The District Court of Paris has issued a ruling that could have a major impact on the way digital games are bought and sold. Under EU law, the court stated, Steam users should be able to resell games they purchase on the platform.
The court was addressing a case brought against Steam by the Union Fédérale des Consommateurs (Federal Union of Consumers) who highlighted a number of clauses in the Steam Subscriber Agreement they were unhappy with.
The consumer union believed clauses in Steam’s contract with users were incompatible with EU law. In the case of game resales, they highlighted the fact that EU law grants “free movement of goods within the union” and argued that Steam prevents such free movement by disallowing resale of games bought through the storefront.
Valve claimed that they do not sell games to users. Instead, they argued, consumers merely purchase a subscription to access a game through their platform, but this has been rebutted by the court. As such, the court ruled, consumers should be able to resell digital games just as they can physical games.

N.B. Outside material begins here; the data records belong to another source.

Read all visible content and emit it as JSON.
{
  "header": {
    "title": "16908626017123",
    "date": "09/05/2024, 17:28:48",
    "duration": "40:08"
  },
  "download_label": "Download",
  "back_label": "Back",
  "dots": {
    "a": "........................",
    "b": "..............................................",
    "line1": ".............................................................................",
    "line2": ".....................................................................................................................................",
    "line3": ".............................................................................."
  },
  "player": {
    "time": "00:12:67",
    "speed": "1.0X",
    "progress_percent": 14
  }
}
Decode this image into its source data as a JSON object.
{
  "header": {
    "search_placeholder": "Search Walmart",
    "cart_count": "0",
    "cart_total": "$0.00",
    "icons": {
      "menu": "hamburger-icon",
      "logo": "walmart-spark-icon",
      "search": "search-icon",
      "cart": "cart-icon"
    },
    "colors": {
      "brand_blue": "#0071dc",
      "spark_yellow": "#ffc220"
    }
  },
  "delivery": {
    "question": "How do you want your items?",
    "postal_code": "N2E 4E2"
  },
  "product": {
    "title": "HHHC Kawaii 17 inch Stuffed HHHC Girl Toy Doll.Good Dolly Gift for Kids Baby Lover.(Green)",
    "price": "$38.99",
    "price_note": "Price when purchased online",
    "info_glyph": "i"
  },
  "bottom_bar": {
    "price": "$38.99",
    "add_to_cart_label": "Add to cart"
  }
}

The ruling could potentially have a major impact on the digital games market. If players could resell digital games they are tired of, a second wave of game purchasers would not have to access games fixed at a certain price on major storefronts, but could potentially negotiate a better deal with any individual who owns the game they wish to play. This may serve as a precedent for whitening the grey area of game codes marketplaces. There is a significant size of secondary market of game codes, including platform such as G2A, that have been heavily criticized recently for allowing to resell game codes of unknown origin. If the case goes through, sellers of game codes will not have to demonstrate the legitimacy of the source of the code. It wouldn’t matter. As everybody would be allowed to resell their codes. Even if the game’s developer is not happy about it and it’s against the game’s purchase license agreement.
Valve state that they intend to appeal the ruling and have three months to do so. “We disagree with the decision of the Paris Court,” a Valve spokesperson said, before emphasizing that “the decision will have no effect on Steam while the case is on appeal.”
Valve may face an uphill battle to retain their current subscriber agreement. The court ruled that a further 13 clauses in the user agreement – including Steam retaining wallet funds from the accounts of users who leave the service – were not in line with EU legislation.
The Federal Union of Consumers has made clear that they will continue the battle in the French courts and may look to initiate challenges in other EU nations. Consumer rights in online storefronts looks set to be a hot topic over the coming months and years.